Prices of the soldering metal earlier touched $31,620 a tonne, the highest since May 2011.
“The story of deficits isn’t going away. There are lockdowns in Asia affecting supply and demand is still rising,” said a physical tin trader. “Lots of people are looking for material on the spot market and on the exchange.”
TIN: Global tin supplies last year amounted to around 330,000 tonnes, a significant drop from about 360,000 tonnes in 2019. Supplies are under pressure again this year from lockdowns.
MALAYSIA: Fresh purchases of tin this week on the LME were triggered by Malaysia Smelting Corporation, the world’s third-biggest refined tin maker, declaring force majeure on deliveries to customers.
CHINA: China’s refined tin output at 14,036 tonnes in May was down 8.2% from April.
SHIPPING: Congestion at container shipping ports in southern China is worsening as authorities step up disinfection measures amid a flare-up in COVID-19 cases, causing the biggest backlog since at least 2019.
PREMIUMS: The cost of tin on the physical market is typically the LME price plus a premium, which in the United States is at $2,700 a tonne compared with around $600 a tonne at the end of last year.

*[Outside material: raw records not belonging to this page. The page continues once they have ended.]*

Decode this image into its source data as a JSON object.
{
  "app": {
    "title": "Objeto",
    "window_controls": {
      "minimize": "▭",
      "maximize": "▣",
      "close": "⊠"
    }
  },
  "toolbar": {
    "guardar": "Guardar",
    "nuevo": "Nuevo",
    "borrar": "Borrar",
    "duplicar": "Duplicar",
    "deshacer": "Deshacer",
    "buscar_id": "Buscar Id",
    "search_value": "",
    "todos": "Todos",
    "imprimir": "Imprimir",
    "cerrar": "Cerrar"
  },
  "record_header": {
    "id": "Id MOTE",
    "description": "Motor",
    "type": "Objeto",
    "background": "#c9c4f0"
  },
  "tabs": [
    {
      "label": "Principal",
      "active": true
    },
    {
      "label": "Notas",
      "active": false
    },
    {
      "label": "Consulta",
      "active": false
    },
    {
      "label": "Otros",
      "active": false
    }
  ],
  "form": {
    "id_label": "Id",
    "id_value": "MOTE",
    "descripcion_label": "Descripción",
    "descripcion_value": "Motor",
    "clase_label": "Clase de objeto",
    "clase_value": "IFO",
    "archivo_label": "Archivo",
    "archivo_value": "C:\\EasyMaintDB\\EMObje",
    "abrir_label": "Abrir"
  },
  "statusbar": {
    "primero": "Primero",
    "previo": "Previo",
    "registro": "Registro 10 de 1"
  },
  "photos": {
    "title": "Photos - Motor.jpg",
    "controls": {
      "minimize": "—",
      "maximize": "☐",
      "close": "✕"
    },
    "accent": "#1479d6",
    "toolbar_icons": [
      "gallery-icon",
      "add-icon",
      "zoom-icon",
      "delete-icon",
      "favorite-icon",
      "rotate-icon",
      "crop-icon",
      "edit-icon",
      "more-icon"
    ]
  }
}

The premium in Europe at about $1,200 a tonne compared with around $400 at the end of December.
STOCKS: Historically low tin stocks in LME registered warehouses MSNSTX-TOTAL have reinforced the idea of scarcity and created a large premium for the cash over the three-month tin contract CMSN0-3 this year.
OTHER METALS: Industrial metals overall were boosted by a lower U.S. currency, which makes dollar-priced commodities cheaper for holder of other currencies.
Copper was up 1% at $9,992 a tonne, aluminium slipped 0.5% to $2,462.5, zinc added 1.6% to $3,044, lead gained 1.8% to $2,215 and nickel ceded 0.3% to $18,235. (Reporting by Pratima Desai Editing by Chizu Nomiyama and David Evans)